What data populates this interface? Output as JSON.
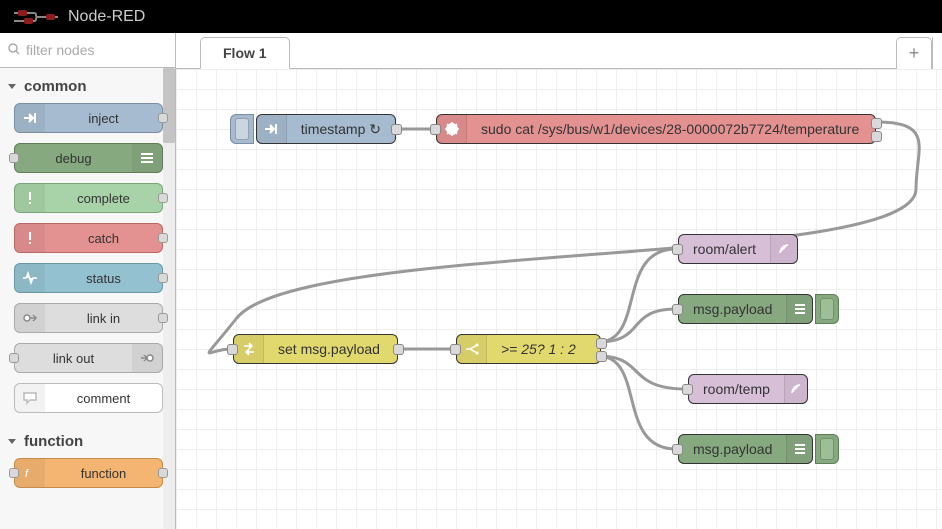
{
  "app_title": "Node-RED",
  "filter_placeholder": "filter nodes",
  "categories": [
    {
      "id": "common",
      "label": "common",
      "nodes": [
        {
          "id": "inject",
          "label": "inject",
          "color": "c-inject",
          "icon": "arrow-in",
          "icon_side": "left",
          "port_left": false,
          "port_right": true
        },
        {
          "id": "debug",
          "label": "debug",
          "color": "c-debug",
          "icon": "bars",
          "icon_side": "right",
          "port_left": true,
          "port_right": false
        },
        {
          "id": "complete",
          "label": "complete",
          "color": "c-complete",
          "icon": "bang",
          "icon_side": "left",
          "port_left": false,
          "port_right": true
        },
        {
          "id": "catch",
          "label": "catch",
          "color": "c-catch",
          "icon": "bang",
          "icon_side": "left",
          "port_left": false,
          "port_right": true
        },
        {
          "id": "status",
          "label": "status",
          "color": "c-status",
          "icon": "pulse",
          "icon_side": "left",
          "port_left": false,
          "port_right": true
        },
        {
          "id": "link-in",
          "label": "link in",
          "color": "c-link",
          "icon": "link-in",
          "icon_side": "left",
          "port_left": false,
          "port_right": true
        },
        {
          "id": "link-out",
          "label": "link out",
          "color": "c-link",
          "icon": "link-out",
          "icon_side": "right",
          "port_left": true,
          "port_right": false
        },
        {
          "id": "comment",
          "label": "comment",
          "color": "c-comment",
          "icon": "comment",
          "icon_side": "left",
          "port_left": false,
          "port_right": false
        }
      ]
    },
    {
      "id": "function",
      "label": "function",
      "nodes": [
        {
          "id": "function",
          "label": "function",
          "color": "c-function",
          "icon": "fx",
          "icon_side": "left",
          "port_left": true,
          "port_right": true
        }
      ]
    }
  ],
  "tabs": {
    "active": "Flow 1"
  },
  "flow_nodes": {
    "inject": {
      "label": "timestamp ↻"
    },
    "exec": {
      "label": "sudo cat /sys/bus/w1/devices/28-0000072b7724/temperature"
    },
    "change": {
      "label": "set msg.payload"
    },
    "switch": {
      "label": ">= 25? 1 : 2"
    },
    "mqtt_alert": {
      "label": "room/alert"
    },
    "debug1": {
      "label": "msg.payload"
    },
    "mqtt_temp": {
      "label": "room/temp"
    },
    "debug2": {
      "label": "msg.payload"
    }
  }
}
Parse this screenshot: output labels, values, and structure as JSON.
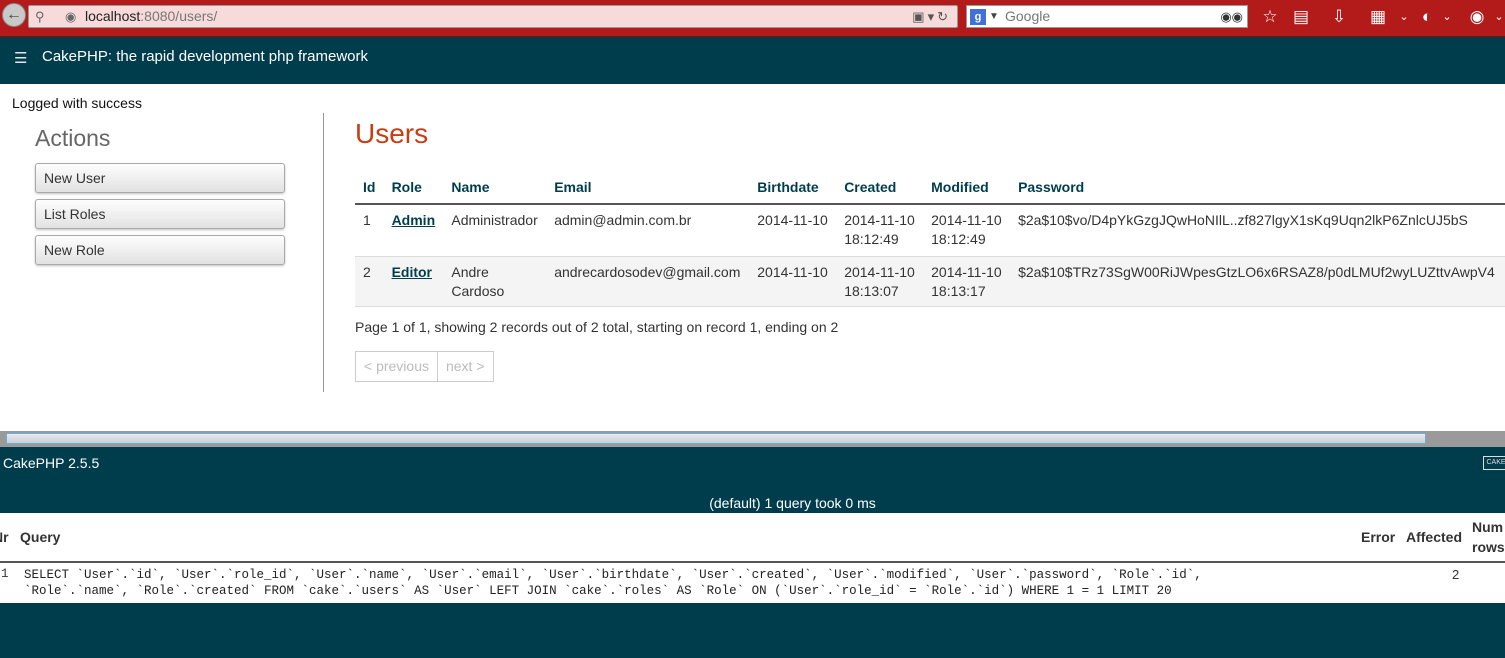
{
  "browser": {
    "url_host": "localhost",
    "url_rest": ":8080/users/",
    "search_placeholder": "Google"
  },
  "header": {
    "title": "CakePHP: the rapid development php framework"
  },
  "flash": "Logged with success",
  "actions": {
    "heading": "Actions",
    "items": [
      "New User",
      "List Roles",
      "New Role"
    ]
  },
  "users": {
    "heading": "Users",
    "columns": [
      "Id",
      "Role",
      "Name",
      "Email",
      "Birthdate",
      "Created",
      "Modified",
      "Password"
    ],
    "rows": [
      {
        "id": "1",
        "role": "Admin",
        "name": "Administrador",
        "name2": "",
        "email": "admin@admin.com.br",
        "birthdate": "2014-11-10",
        "created_date": "2014-11-10",
        "created_time": "18:12:49",
        "modified_date": "2014-11-10",
        "modified_time": "18:12:49",
        "password": "$2a$10$vo/D4pYkGzgJQwHoNIlL..zf827lgyX1sKq9Uqn2lkP6ZnlcUJ5bS"
      },
      {
        "id": "2",
        "role": "Editor",
        "name": "Andre",
        "name2": "Cardoso",
        "email": "andrecardosodev@gmail.com",
        "birthdate": "2014-11-10",
        "created_date": "2014-11-10",
        "created_time": "18:13:07",
        "modified_date": "2014-11-10",
        "modified_time": "18:13:17",
        "password": "$2a$10$TRz73SgW00RiJWpesGtzLO6x6RSAZ8/p0dLMUf2wyLUZttvAwpV4"
      }
    ],
    "paging_text": "Page 1 of 1, showing 2 records out of 2 total, starting on record 1, ending on 2",
    "prev_label": "< previous",
    "next_label": "next >"
  },
  "footer": {
    "version": "CakePHP 2.5.5",
    "cake_icon_text": "CAKE",
    "query_summary": "(default) 1 query took 0 ms"
  },
  "sql_log": {
    "columns": {
      "nr": "Nr",
      "query": "Query",
      "error": "Error",
      "affected": "Affected",
      "num_rows_1": "Num",
      "num_rows_2": "rows"
    },
    "rows": [
      {
        "nr": "1",
        "query_line1": "SELECT `User`.`id`, `User`.`role_id`, `User`.`name`, `User`.`email`, `User`.`birthdate`, `User`.`created`, `User`.`modified`, `User`.`password`, `Role`.`id`,",
        "query_line2": "`Role`.`name`, `Role`.`created` FROM `cake`.`users` AS `User` LEFT JOIN `cake`.`roles` AS `Role` ON (`User`.`role_id` = `Role`.`id`) WHERE 1 = 1 LIMIT 20",
        "error": "",
        "affected": "2"
      }
    ]
  }
}
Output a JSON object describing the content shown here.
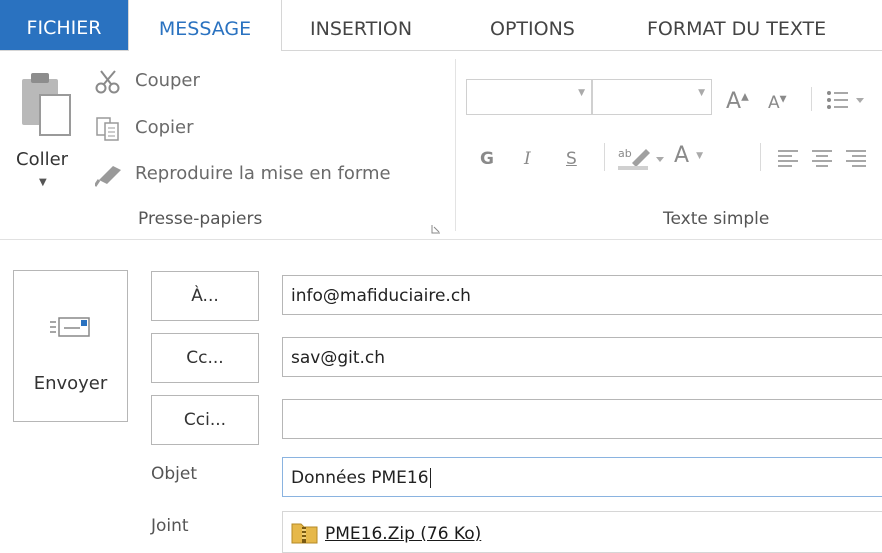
{
  "tabs": [
    {
      "label": "FICHIER"
    },
    {
      "label": "MESSAGE"
    },
    {
      "label": "INSERTION"
    },
    {
      "label": "OPTIONS"
    },
    {
      "label": "FORMAT DU TEXTE"
    }
  ],
  "ribbon": {
    "clipboard": {
      "paste_label": "Coller",
      "cut_label": "Couper",
      "copy_label": "Copier",
      "format_painter_label": "Reproduire la mise en forme",
      "group_label": "Presse-papiers"
    },
    "basic_text": {
      "grow_font": "A",
      "shrink_font": "A",
      "bold": "G",
      "italic": "I",
      "underline": "S",
      "font_color": "A",
      "group_label": "Texte simple"
    }
  },
  "compose": {
    "send_label": "Envoyer",
    "to_button": "À...",
    "cc_button": "Cc...",
    "bcc_button": "Cci...",
    "to_value": "info@mafiduciaire.ch",
    "cc_value": "sav@git.ch",
    "bcc_value": "",
    "subject_label": "Objet",
    "subject_value": "Données PME16",
    "attachment_label": "Joint",
    "attachment_name": "PME16.Zip (76 Ko)"
  },
  "colors": {
    "accent": "#2a72c0",
    "border": "#b6b6b6"
  }
}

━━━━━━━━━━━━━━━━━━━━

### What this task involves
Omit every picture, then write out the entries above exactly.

### Written reply
What data populates this interface? Output as JSON.
{
  "app_title": "Node-RED",
  "filter_placeholder": "filter nodes",
  "categories": [
    {
      "id": "common",
      "label": "common",
      "nodes": [
        {
          "id": "inject",
          "label": "inject",
          "color": "c-inject",
          "icon": "arrow-in",
          "icon_side": "left",
          "port_left": false,
          "port_right": true
        },
        {
          "id": "debug",
          "label": "debug",
          "color": "c-debug",
          "icon": "bars",
          "icon_side": "right",
          "port_left": true,
          "port_right": false
        },
        {
          "id": "complete",
          "label": "complete",
          "color": "c-complete",
          "icon": "bang",
          "icon_side": "left",
          "port_left": false,
          "port_right": true
        },
        {
          "id": "catch",
          "label": "catch",
          "color": "c-catch",
          "icon": "bang",
          "icon_side": "left",
          "port_left": false,
          "port_right": true
        },
        {
          "id": "status",
          "label": "status",
          "color": "c-status",
          "icon": "pulse",
          "icon_side": "left",
          "port_left": false,
          "port_right": true
        },
        {
          "id": "link-in",
          "label": "link in",
          "color": "c-link",
          "icon": "link-in",
          "icon_side": "left",
          "port_left": false,
          "port_right": true
        },
        {
          "id": "link-out",
          "label": "link out",
          "color": "c-link",
          "icon": "link-out",
          "icon_side": "right",
          "port_left": true,
          "port_right": false
        },
        {
          "id": "comment",
          "label": "comment",
          "color": "c-comment",
          "icon": "comment",
          "icon_side": "left",
          "port_left": false,
          "port_right": false
        }
      ]
    },
    {
      "id": "function",
      "label": "function",
      "nodes": [
        {
          "id": "function",
          "label": "function",
          "color": "c-function",
          "icon": "fx",
          "icon_side": "left",
          "port_left": true,
          "port_right": true
        }
      ]
    }
  ],
  "tabs": {
    "active": "Flow 1"
  },
  "flow_nodes": {
    "inject": {
      "label": "timestamp ↻"
    },
    "exec": {
      "label": "sudo cat /sys/bus/w1/devices/28-0000072b7724/temperature"
    },
    "change": {
      "label": "set msg.payload"
    },
    "switch": {
      "label": ">= 25? 1 : 2"
    },
    "mqtt_alert": {
      "label": "room/alert"
    },
    "debug1": {
      "label": "msg.payload"
    },
    "mqtt_temp": {
      "label": "room/temp"
    },
    "debug2": {
      "label": "msg.payload"
    }
  }
}
Parse this screenshot: output labels, values, and structure as JSON.
{
  "browser": {
    "url_host": "localhost",
    "url_rest": ":8080/users/",
    "search_placeholder": "Google"
  },
  "header": {
    "title": "CakePHP: the rapid development php framework"
  },
  "flash": "Logged with success",
  "actions": {
    "heading": "Actions",
    "items": [
      "New User",
      "List Roles",
      "New Role"
    ]
  },
  "users": {
    "heading": "Users",
    "columns": [
      "Id",
      "Role",
      "Name",
      "Email",
      "Birthdate",
      "Created",
      "Modified",
      "Password"
    ],
    "rows": [
      {
        "id": "1",
        "role": "Admin",
        "name": "Administrador",
        "name2": "",
        "email": "admin@admin.com.br",
        "birthdate": "2014-11-10",
        "created_date": "2014-11-10",
        "created_time": "18:12:49",
        "modified_date": "2014-11-10",
        "modified_time": "18:12:49",
        "password": "$2a$10$vo/D4pYkGzgJQwHoNIlL..zf827lgyX1sKq9Uqn2lkP6ZnlcUJ5bS"
      },
      {
        "id": "2",
        "role": "Editor",
        "name": "Andre",
        "name2": "Cardoso",
        "email": "andrecardosodev@gmail.com",
        "birthdate": "2014-11-10",
        "created_date": "2014-11-10",
        "created_time": "18:13:07",
        "modified_date": "2014-11-10",
        "modified_time": "18:13:17",
        "password": "$2a$10$TRz73SgW00RiJWpesGtzLO6x6RSAZ8/p0dLMUf2wyLUZttvAwpV4"
      }
    ],
    "paging_text": "Page 1 of 1, showing 2 records out of 2 total, starting on record 1, ending on 2",
    "prev_label": "< previous",
    "next_label": "next >"
  },
  "footer": {
    "version": "CakePHP 2.5.5",
    "cake_icon_text": "CAKE",
    "query_summary": "(default) 1 query took 0 ms"
  },
  "sql_log": {
    "columns": {
      "nr": "Nr",
      "query": "Query",
      "error": "Error",
      "affected": "Affected",
      "num_rows_1": "Num",
      "num_rows_2": "rows"
    },
    "rows": [
      {
        "nr": "1",
        "query_line1": "SELECT `User`.`id`, `User`.`role_id`, `User`.`name`, `User`.`email`, `User`.`birthdate`, `User`.`created`, `User`.`modified`, `User`.`password`, `Role`.`id`,",
        "query_line2": "`Role`.`name`, `Role`.`created` FROM `cake`.`users` AS `User` LEFT JOIN `cake`.`roles` AS `Role` ON (`User`.`role_id` = `Role`.`id`) WHERE 1 = 1 LIMIT 20",
        "error": "",
        "affected": "2"
      }
    ]
  }
}
Output a JSON object describing the content shown here.
{
  "tabs": [
    {
      "label": "FICHIER"
    },
    {
      "label": "MESSAGE"
    },
    {
      "label": "INSERTION"
    },
    {
      "label": "OPTIONS"
    },
    {
      "label": "FORMAT DU TEXTE"
    }
  ],
  "ribbon": {
    "clipboard": {
      "paste_label": "Coller",
      "cut_label": "Couper",
      "copy_label": "Copier",
      "format_painter_label": "Reproduire la mise en forme",
      "group_label": "Presse-papiers"
    },
    "basic_text": {
      "grow_font": "A",
      "shrink_font": "A",
      "bold": "G",
      "italic": "I",
      "underline": "S",
      "font_color": "A",
      "group_label": "Texte simple"
    }
  },
  "compose": {
    "send_label": "Envoyer",
    "to_button": "À...",
    "cc_button": "Cc...",
    "bcc_button": "Cci...",
    "to_value": "info@mafiduciaire.ch",
    "cc_value": "sav@git.ch",
    "bcc_value": "",
    "subject_label": "Objet",
    "subject_value": "Données PME16",
    "attachment_label": "Joint",
    "attachment_name": "PME16.Zip (76 Ko)"
  },
  "colors": {
    "accent": "#2a72c0",
    "border": "#b6b6b6"
  }
}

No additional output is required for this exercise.